PETTIS COUNTY - The man who owns the property where human remains were discovered Monday was convicted of first-degree murder and sentenced to life in prison in the mid-1960s before two Missouri Supreme Court cases, in 1966 and 1970, eventually overturned his conviction on the basis of a series of police missteps involving Joseph Arbeiter's then-juvenile status.
Arbeiter, now 65, allegedly stabbed and killed Nancy Zanone in December 1963 on Chippewa Ave. in St. Louis during a botched home invasion.
Arbeiter was arrested and charged May 1 for sexually assaulting a neighbor, sodomy, rape, and drug possession, among other charges. The discovery of the remains came after deputies obtained a warrant to search his trailer and the area around it Sunday and Monday.
Arbeiter was only 15 years old when the crime was committed, and according to court documents, had been fingered as a local "daytime residence burglar" by police.
St. Louis police linked a theft in the area with the murder, which began as a home invasion.
A series of missteps in the St. Louis Police Department's investigation into then-juvenile Arbeiter ensued, as police picked Arbeiter up and took him to the police station for questioning.
Police allegedly coaxed a confession out of Arbeiter without reading him his rights or notifying the juvenile court of his detainment or implied charges. The juvenile court was notified only after hours of detainment by police.
A juvenile court ordered he be prosecuted under general law, and he was subsequently indicted by a grand jury for first-degree murder.
A trial court overruled Arbeiter's objections to the police evidence introduced in court and he was eventually found guilty by jury, which led to the case being taken to the state's Supreme Court.
The Supreme Court labeled the trial court's judgment to overrule Arbeiter's objections as "erroneous", and primarily on that facet of the case, called for a remand of the case, though not an outright reversal.
A motion for rehearing or transfer to another court was denied only a month later, on November 14, 1966.
After the case, the circuit court's lawyer moved to subpoena the juvenile records containing Arbeiter's case.
After four years, the Missouri Supreme Court again took up the case, this time with Arbeiter facing second-degree murder charges and 40 years in prison.
The court determined that the juvenile records could not be used to implicate Arbeiter, as the process disrupted the chain of custody for juvenile record protection, and was the sole basis by which Arbeiter could be found guilty.
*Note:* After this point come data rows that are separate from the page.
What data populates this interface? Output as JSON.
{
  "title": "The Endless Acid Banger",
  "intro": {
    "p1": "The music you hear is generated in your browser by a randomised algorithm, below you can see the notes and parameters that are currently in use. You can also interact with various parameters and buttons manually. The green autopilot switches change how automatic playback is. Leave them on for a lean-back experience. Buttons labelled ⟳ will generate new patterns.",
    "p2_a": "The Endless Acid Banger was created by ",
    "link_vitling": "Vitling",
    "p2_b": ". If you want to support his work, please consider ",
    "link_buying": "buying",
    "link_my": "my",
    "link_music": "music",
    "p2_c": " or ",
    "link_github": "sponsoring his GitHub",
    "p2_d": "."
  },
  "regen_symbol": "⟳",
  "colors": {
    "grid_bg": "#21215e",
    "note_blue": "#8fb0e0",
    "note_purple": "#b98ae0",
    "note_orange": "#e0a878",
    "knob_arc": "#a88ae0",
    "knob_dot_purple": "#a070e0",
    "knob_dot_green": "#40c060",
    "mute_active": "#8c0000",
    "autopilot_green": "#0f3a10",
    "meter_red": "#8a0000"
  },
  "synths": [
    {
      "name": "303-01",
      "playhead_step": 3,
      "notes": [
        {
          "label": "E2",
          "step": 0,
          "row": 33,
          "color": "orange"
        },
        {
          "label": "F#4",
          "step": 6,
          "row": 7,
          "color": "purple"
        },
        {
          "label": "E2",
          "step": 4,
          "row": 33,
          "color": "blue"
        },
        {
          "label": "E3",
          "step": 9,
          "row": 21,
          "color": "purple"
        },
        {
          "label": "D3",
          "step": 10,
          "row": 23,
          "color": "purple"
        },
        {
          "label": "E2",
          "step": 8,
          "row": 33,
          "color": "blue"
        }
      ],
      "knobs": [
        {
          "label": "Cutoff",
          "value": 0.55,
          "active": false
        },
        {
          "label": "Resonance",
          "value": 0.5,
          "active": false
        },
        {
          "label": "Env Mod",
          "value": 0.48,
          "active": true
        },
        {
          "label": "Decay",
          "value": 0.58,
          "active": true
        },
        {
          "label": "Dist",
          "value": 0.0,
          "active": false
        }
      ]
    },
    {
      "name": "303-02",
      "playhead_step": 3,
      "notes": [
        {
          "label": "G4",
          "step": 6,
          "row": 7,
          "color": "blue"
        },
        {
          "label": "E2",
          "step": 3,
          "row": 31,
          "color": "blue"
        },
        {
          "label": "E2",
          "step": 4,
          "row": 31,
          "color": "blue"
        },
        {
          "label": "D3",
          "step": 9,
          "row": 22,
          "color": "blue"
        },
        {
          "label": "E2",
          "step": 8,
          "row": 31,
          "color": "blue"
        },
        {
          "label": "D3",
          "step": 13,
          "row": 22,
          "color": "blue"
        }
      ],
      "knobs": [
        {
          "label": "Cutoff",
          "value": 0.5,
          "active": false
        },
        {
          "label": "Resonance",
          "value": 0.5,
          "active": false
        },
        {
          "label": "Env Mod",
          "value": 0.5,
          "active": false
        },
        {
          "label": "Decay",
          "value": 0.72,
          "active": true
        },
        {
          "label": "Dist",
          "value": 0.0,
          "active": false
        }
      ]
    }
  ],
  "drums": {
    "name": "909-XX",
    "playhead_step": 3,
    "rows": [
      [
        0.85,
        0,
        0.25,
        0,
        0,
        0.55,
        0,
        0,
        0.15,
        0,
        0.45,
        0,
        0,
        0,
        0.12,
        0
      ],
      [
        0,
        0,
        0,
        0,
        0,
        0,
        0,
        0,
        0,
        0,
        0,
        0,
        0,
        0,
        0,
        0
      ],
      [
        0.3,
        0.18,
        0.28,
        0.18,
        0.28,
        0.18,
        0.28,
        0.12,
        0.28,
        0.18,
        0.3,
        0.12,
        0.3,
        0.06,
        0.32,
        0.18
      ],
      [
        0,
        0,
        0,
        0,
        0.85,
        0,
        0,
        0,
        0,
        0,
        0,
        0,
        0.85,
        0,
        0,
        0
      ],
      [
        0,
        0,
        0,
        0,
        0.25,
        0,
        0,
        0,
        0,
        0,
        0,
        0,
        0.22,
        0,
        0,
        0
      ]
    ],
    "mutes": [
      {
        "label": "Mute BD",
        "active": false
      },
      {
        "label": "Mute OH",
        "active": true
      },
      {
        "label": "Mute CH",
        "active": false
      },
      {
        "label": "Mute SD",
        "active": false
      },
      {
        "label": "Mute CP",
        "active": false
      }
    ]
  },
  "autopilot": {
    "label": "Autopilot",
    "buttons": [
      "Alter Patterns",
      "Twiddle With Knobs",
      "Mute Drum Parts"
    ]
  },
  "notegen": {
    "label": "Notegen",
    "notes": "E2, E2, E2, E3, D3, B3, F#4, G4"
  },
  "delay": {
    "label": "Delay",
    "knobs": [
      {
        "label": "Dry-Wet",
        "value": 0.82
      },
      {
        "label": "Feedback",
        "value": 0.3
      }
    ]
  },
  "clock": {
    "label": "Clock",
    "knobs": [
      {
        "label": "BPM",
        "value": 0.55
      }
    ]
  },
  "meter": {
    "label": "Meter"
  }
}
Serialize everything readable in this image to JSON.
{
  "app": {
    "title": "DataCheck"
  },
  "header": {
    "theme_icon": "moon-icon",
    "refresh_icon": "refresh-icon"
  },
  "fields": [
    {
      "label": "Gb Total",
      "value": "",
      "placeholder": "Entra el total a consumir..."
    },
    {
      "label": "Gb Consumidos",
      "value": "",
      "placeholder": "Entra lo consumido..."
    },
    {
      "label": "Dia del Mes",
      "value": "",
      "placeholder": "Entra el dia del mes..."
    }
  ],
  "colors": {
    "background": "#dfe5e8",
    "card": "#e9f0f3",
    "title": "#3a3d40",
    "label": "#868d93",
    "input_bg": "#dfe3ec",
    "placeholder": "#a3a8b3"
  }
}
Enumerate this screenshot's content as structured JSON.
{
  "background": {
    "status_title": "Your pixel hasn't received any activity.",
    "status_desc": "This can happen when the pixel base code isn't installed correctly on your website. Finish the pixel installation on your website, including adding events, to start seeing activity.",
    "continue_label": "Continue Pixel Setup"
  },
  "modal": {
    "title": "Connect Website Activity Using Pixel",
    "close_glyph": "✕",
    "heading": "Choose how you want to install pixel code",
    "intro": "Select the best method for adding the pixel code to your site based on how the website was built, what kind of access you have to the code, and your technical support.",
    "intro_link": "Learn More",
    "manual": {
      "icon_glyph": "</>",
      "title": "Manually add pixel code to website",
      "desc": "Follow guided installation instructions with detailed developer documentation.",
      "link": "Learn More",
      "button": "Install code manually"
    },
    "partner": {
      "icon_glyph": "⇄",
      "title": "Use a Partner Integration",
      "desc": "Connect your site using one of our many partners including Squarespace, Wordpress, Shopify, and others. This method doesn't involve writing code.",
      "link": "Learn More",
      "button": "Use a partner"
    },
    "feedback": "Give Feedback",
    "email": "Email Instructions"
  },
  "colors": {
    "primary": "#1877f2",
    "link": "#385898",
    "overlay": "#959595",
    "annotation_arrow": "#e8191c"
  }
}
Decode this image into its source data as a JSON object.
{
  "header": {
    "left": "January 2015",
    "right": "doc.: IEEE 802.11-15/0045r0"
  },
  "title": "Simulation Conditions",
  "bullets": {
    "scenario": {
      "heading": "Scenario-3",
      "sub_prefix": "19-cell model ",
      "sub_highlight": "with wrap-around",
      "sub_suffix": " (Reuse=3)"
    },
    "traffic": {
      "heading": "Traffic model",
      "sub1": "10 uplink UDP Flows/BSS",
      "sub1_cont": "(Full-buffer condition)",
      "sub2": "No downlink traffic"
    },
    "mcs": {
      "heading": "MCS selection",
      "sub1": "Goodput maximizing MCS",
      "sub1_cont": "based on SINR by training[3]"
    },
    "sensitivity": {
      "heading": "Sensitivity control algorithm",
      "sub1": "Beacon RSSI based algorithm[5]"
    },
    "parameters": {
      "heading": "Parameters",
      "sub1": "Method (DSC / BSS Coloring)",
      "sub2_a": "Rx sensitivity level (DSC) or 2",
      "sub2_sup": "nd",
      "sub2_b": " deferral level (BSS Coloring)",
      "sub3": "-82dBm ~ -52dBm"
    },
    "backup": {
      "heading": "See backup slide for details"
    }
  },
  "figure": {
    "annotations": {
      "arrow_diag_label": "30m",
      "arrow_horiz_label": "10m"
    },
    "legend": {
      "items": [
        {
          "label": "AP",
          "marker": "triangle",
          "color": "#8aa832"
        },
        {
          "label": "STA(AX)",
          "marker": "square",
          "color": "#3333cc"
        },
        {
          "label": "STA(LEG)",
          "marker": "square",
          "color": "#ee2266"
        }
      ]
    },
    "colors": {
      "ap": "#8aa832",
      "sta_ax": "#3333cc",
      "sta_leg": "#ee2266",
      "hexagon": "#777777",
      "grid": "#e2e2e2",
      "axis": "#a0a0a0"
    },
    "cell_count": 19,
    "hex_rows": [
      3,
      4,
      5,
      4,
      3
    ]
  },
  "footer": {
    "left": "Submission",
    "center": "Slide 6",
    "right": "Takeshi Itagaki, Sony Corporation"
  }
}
The court recognized that Arbeiter could not incriminate himself in the crime, and the only way that the state could pursue valid charges would be by the self-incrimination contained in the juvenile records, which were confidential.
The final judgment states:
"The retrial of this case makes clear that the state must rely upon the statements of appellant to supply the proof of his guilt. The proof relied on in this case evidences that fact. In view of the decisions of this court rendering such statements inadmissible, we must conclude that the state does not have available to it legally admissible evidence of the defendant's guilt. Therefore, the only alternative is to order the discharge of appellant."
The murder charges against Arbeiter were subsequently dropped, but several periods of incarcaration followed for drug and motor vehicle charges.